Thursday, September 27, 2007

Information Fluency Ning

Come visit and join the Information Fluency Ning started by Joyce Valenza who is helping librarians to network in a social Ning space with the support of the the Information Fluency Project at IMSA.

Wednesday, September 26, 2007

Web 2.0 Professional Development Class

On Thursday September 27, Chris Rios and Judy Gressel will present "Engaging Students with Web 2.0 tools" in the New Trier Library, Room C before school. A second session is scheduled for October 25, 2007 for more advanced users of Web 2.0 tools.

If you aren't planning on attending the class, be sure to check out the wiki we built which is a good set of links to a variety of tools. The tools are organized into categories: Social Networking; Social Lending; Wikis; Blogging; Google; Geotagging; Photosharing; Tagging; Audio/Visual Resources and miscellaneous.

Thursday, September 20, 2007

Second Life and TeacherTube

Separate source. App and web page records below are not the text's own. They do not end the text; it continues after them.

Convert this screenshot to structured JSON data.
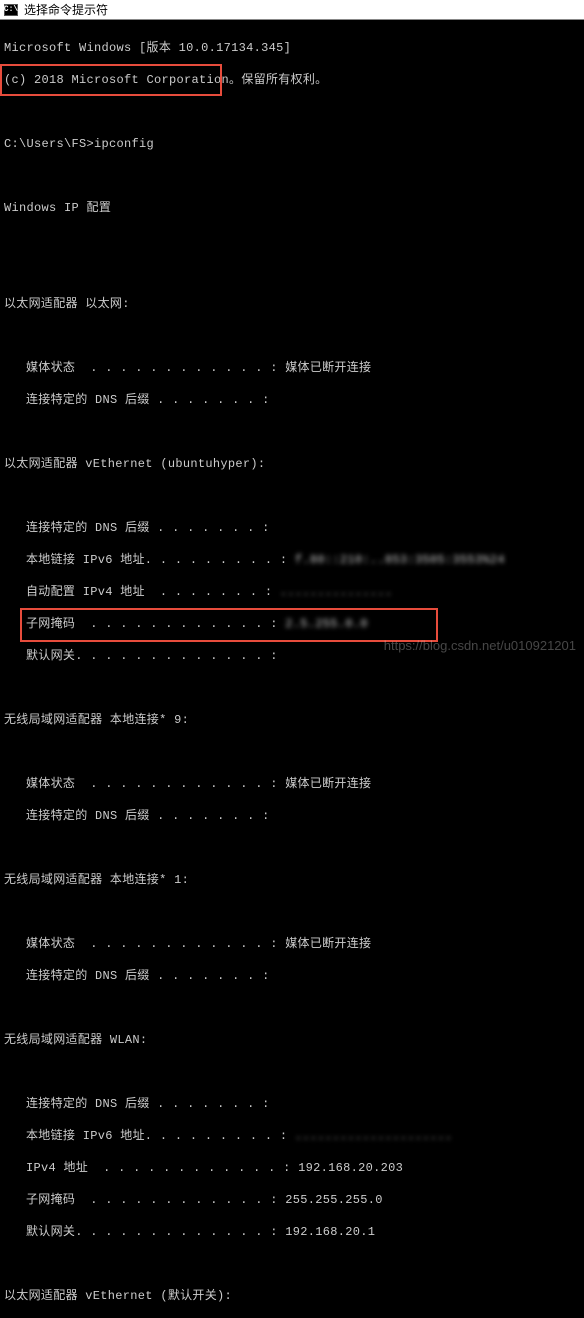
{
  "title_bar": {
    "icon_label": "C:\\",
    "title": "选择命令提示符"
  },
  "header": {
    "line1": "Microsoft Windows [版本 10.0.17134.345]",
    "line2": "(c) 2018 Microsoft Corporation。保留所有权利。"
  },
  "prompt": {
    "path": "C:\\Users\\FS>",
    "command": "ipconfig"
  },
  "config_title": "Windows IP 配置",
  "adapters": {
    "ethernet": {
      "title": "以太网适配器 以太网:",
      "media_state_label": "媒体状态 ",
      "media_state_value": " 媒体已断开连接",
      "dns_suffix_label": "连接特定的 DNS 后缀",
      "dns_suffix_value": ""
    },
    "vethernet": {
      "title": "以太网适配器 vEthernet (ubuntuhyper):",
      "dns_suffix_label": "连接特定的 DNS 后缀",
      "dns_suffix_value": "",
      "ipv6_label": "本地链接 IPv6 地址.",
      "ipv6_value_hidden": " f.80::210:..853:3505:3553%24",
      "autoconfig_label": "自动配置 IPv4 地址 ",
      "autoconfig_value_hidden": " ...............",
      "subnet_label": "子网掩码 ",
      "subnet_value_hidden": " 2.5.255.0.0",
      "gateway_label": "默认网关.",
      "gateway_value": ""
    },
    "wlan_local9": {
      "title": "无线局域网适配器 本地连接* 9:",
      "media_state_label": "媒体状态 ",
      "media_state_value": " 媒体已断开连接",
      "dns_suffix_label": "连接特定的 DNS 后缀",
      "dns_suffix_value": ""
    },
    "wlan_local1": {
      "title": "无线局域网适配器 本地连接* 1:",
      "media_state_label": "媒体状态 ",
      "media_state_value": " 媒体已断开连接",
      "dns_suffix_label": "连接特定的 DNS 后缀",
      "dns_suffix_value": ""
    },
    "wlan": {
      "title": "无线局域网适配器 WLAN:",
      "dns_suffix_label": "连接特定的 DNS 后缀",
      "dns_suffix_value": "",
      "ipv6_label": "本地链接 IPv6 地址.",
      "ipv6_value_hidden": " .....................",
      "ipv4_label": "IPv4 地址",
      "ipv4_value": " 192.168.20.203",
      "subnet_label": "子网掩码 ",
      "subnet_value": " 255.255.255.0",
      "gateway_label": "默认网关.",
      "gateway_value": " 192.168.20.1"
    },
    "vethernet2": {
      "title": "以太网适配器 vEthernet (默认开关):"
    }
  },
  "watermark": "https://blog.csdn.net/u010921201"
}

Tonight at the NICE meeting we viewed a demonstration of Second Life. Very time consuming but a fascinating way to rub elbows with the tech gurus. There's an ISTE party there every Thursday night. I will miss the party tonight, but our speaker Lori Abrahams was leaving the NICE meeting to change her avatar into a ball gown for the gala event tonight.

We also were reminded about visiting TeacherTube, a site very similar to YouTube with teacher created content such as lesson plans and other useful items to show in your classes. I looked for one on Noodle Tools but couldn't find it. So perhaps our own New Trier Library can upload one when it's ready. See the one created for how to cite a book in a bibliography. There is also one created for David Warlick's Citation Machine.

Citing a book in a bibliography

They are giving away a brand new laptop every month through the end of the year! Increase your chances of winning by:
* Signing Up
* Inviting Your friends
* Uploading Videos
Look here for more details.
The proliferation of web tools is both amazing and exhausting.

Judy Gressel

Electronic Field Trips

Has anyone tried an electronic field trip such as those offered by Colonial Williamsburg? Here's the link:

Pricing -- which is on a per school basis -- seems pretty reasonable ($120 per trip or $500 for all seven). Supporting materials include a teacher's guide and web resources containing background material, lesson plans, and primary sources. In addition, there is a chance to participate in an interactive lesson – either during the live broadcast or via email with volunteer historians -- all student questions are answered.

The grade level for which these Electronic Field Trips are designed is 4-12 (though most are 4-8) and it might be a nice enhancement for at least some of our classes.

Wednesday, September 12, 2007

Garrison Keillor and Librarians

Garrison Keillor spoke to many in the library field at the annual conference of American Library Association (ALA) in Washington, D.C. this past June 2007. Afterwards he spoke with American Libraries.

He was asked "You don't believe that everything is on the internet?

In part of his reply, he said, "People have limited amounts of time, and if you take a hard look at the amount of time you can spend drifting, trying to get your bearings on the internet, you are grateful for people who can save you time and that's what librarians do -- they save you enormous amounts of time."

Thursday, September 06, 2007

FactBites - Where results make sense

FactBites - Where results make sense
This new tool is a cross between a search engine with an encyclopedia. The search results page itself includes key sentences from each of the sources retrieved. Uber-researcher Mary Ellen Bates, in her BatesInfoTip Newsletter recommends this as a "useful filter on search results that may help you find in-depth answers quickly." Although it will never replace Google, its advocates say that "We think Factbites is better than other search engines when it comes to presenting you with clearly summarized factual information."